*Problem description*
Scan the entries that follow for the word "such", then report every line in which it appears.

*Data for analysis*

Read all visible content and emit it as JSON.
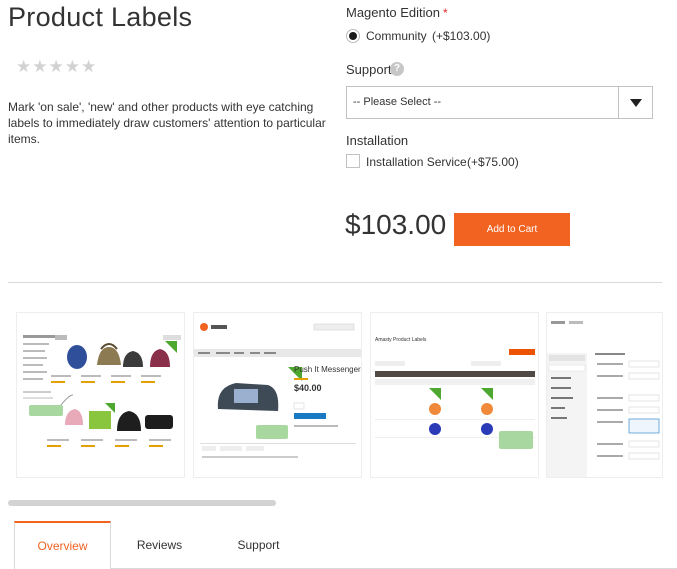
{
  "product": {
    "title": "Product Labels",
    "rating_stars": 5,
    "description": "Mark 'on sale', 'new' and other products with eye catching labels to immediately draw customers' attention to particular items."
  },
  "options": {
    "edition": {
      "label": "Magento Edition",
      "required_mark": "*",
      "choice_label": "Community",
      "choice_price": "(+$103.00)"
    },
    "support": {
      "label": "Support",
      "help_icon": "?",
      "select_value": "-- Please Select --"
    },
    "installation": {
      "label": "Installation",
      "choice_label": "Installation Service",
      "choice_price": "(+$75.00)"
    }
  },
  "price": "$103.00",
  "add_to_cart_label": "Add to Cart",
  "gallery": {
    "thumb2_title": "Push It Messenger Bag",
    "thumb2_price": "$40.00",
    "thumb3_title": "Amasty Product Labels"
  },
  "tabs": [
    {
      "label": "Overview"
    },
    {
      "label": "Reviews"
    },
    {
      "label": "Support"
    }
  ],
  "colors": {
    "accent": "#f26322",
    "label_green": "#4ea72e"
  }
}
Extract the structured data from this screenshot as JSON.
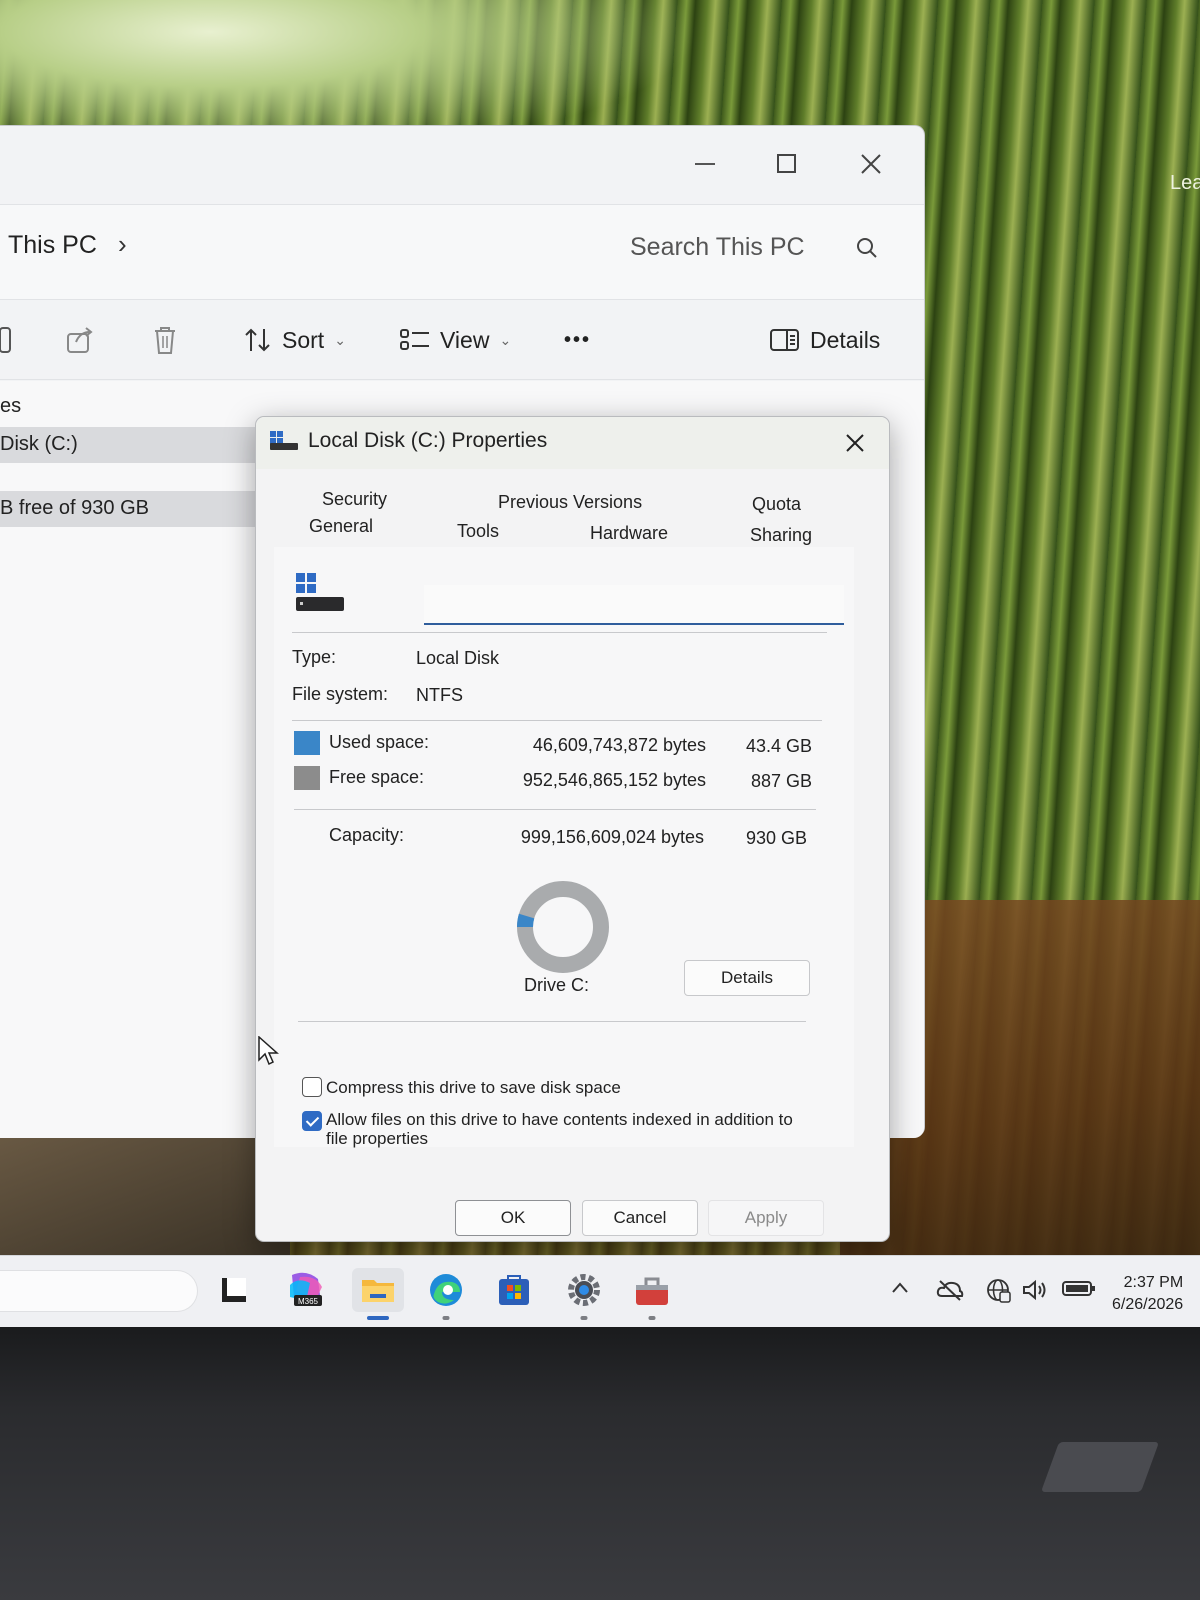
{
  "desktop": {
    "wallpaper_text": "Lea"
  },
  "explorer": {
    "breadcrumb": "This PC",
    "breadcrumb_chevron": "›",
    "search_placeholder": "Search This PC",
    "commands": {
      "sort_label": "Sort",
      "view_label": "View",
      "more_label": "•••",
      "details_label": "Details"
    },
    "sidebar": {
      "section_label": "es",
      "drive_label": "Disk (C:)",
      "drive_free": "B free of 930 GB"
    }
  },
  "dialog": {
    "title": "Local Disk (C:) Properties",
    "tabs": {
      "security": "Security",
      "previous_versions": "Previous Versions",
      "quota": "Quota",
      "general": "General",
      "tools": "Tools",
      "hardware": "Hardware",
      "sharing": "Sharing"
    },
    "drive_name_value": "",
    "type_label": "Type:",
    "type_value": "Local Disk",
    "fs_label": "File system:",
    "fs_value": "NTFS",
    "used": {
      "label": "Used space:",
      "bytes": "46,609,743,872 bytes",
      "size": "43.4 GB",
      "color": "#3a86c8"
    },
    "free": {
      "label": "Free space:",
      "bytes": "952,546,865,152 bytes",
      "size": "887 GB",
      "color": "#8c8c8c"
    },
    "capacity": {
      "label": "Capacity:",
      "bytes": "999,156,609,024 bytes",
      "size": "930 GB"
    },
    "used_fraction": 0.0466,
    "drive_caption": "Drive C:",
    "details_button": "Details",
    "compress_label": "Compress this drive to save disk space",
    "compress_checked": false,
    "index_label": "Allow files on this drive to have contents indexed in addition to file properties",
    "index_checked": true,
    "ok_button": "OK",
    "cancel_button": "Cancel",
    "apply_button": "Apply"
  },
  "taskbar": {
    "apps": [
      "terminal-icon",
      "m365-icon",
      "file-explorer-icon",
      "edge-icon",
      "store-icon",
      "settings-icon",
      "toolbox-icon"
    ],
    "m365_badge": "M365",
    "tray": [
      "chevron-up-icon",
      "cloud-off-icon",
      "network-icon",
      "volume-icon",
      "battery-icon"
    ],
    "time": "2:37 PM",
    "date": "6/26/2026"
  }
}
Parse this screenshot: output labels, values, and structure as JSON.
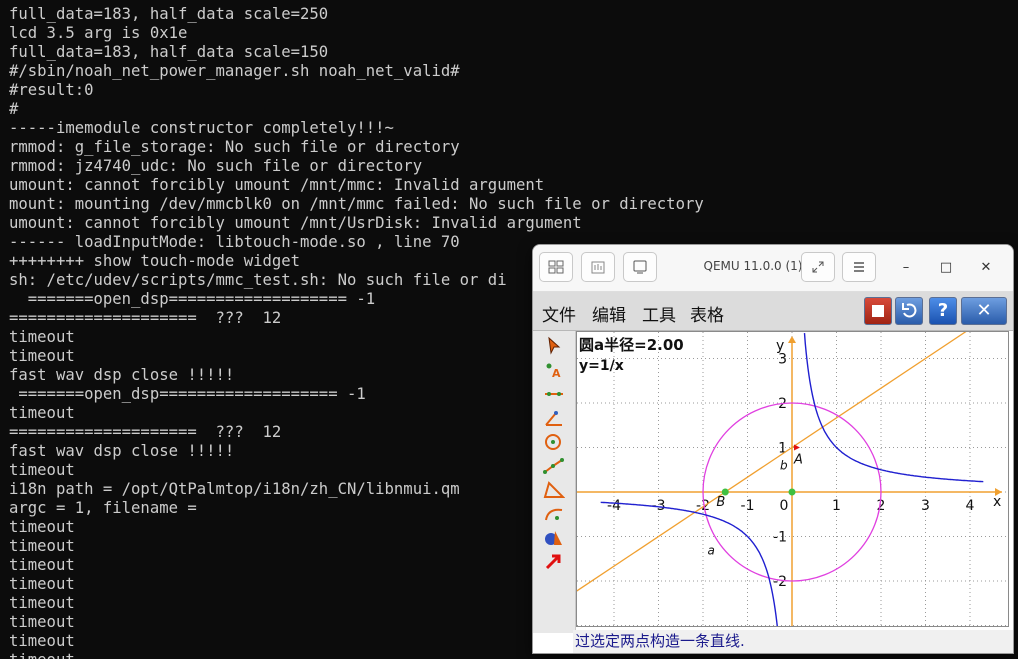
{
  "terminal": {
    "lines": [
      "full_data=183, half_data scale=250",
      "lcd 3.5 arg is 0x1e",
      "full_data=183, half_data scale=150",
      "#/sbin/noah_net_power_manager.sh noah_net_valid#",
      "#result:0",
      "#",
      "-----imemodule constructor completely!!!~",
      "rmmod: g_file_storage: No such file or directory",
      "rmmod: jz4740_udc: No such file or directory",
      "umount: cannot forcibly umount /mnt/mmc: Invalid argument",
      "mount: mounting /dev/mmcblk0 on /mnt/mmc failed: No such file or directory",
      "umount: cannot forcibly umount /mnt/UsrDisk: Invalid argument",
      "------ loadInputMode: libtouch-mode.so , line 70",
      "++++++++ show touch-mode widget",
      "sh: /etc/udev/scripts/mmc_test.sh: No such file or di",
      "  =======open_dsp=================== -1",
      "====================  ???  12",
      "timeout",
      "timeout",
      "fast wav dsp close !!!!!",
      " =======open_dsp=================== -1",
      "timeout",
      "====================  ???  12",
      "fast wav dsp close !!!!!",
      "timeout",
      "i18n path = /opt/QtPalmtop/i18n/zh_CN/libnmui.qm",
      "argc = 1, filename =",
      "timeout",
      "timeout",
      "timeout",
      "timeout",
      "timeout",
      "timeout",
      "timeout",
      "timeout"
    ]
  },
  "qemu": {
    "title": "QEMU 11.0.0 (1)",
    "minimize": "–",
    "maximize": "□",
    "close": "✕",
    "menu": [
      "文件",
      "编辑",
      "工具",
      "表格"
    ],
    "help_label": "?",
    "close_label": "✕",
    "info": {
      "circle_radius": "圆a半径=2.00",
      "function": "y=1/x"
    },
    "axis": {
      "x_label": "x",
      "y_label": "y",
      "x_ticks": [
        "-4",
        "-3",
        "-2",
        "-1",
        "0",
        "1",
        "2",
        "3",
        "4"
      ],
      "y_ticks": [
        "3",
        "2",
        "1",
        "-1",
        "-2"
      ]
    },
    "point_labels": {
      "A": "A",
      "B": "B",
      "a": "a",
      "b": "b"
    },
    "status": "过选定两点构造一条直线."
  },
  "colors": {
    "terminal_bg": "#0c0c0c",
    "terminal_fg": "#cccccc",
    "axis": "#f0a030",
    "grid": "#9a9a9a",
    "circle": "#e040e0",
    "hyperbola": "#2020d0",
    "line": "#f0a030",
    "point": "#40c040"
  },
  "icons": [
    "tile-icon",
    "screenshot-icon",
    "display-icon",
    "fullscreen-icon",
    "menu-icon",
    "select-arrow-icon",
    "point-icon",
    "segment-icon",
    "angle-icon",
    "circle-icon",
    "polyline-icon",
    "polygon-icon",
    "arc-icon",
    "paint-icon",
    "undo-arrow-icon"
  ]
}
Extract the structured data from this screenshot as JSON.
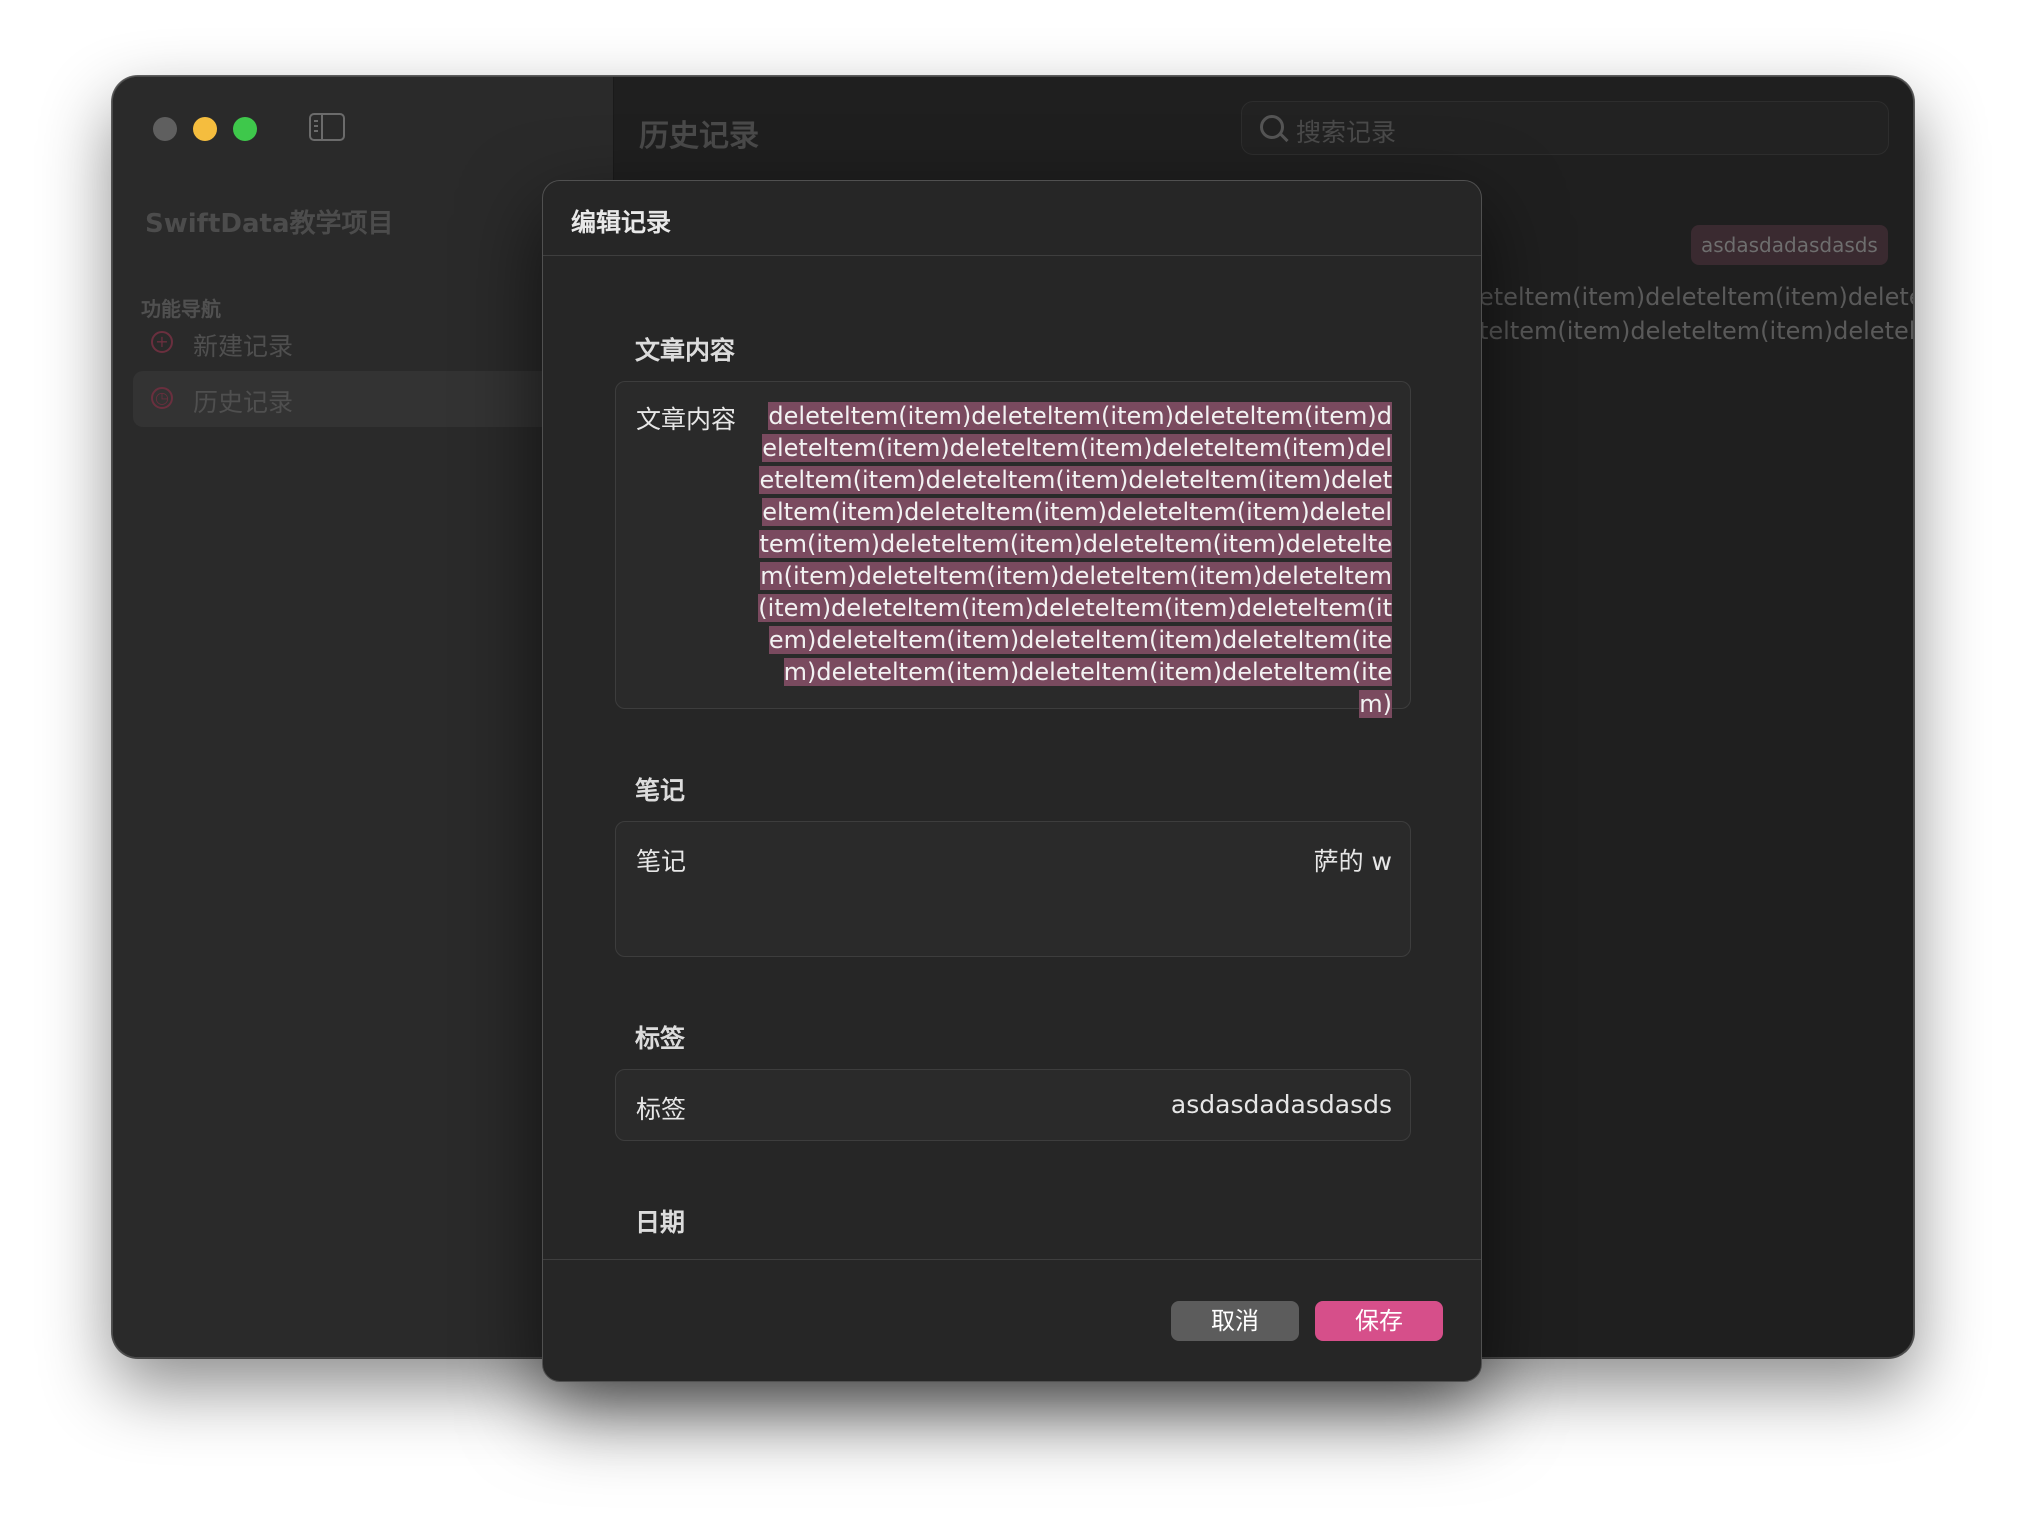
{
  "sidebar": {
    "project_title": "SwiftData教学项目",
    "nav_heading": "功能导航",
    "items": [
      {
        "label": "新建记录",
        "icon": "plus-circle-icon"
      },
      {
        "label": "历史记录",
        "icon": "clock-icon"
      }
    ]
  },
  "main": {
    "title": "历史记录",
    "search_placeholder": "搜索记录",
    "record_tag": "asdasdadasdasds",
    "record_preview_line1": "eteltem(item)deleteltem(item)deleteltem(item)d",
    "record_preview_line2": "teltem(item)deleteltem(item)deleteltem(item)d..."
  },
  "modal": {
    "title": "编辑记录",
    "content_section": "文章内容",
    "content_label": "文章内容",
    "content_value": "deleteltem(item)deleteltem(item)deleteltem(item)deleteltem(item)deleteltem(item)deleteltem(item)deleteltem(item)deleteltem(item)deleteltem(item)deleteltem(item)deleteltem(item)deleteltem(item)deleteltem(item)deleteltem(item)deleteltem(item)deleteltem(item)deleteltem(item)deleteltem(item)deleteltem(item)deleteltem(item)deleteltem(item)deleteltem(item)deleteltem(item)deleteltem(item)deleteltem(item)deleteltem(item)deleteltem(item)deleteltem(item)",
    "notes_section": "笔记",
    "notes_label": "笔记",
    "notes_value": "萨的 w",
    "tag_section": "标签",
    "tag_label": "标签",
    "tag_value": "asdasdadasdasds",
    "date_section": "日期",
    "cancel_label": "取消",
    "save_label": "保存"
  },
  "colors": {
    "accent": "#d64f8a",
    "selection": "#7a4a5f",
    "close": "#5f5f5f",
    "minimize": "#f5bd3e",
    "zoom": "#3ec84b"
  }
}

*Problem solution*
      "rmmod: g_file_storage: No such file or directory",
      "rmmod: jz4740_udc: No such file or directory",
      "mount: mounting /dev/mmcblk0 on /mnt/mmc failed: No such file or directory",
      "sh: /etc/udev/scripts/mmc_test.sh: No such file or di",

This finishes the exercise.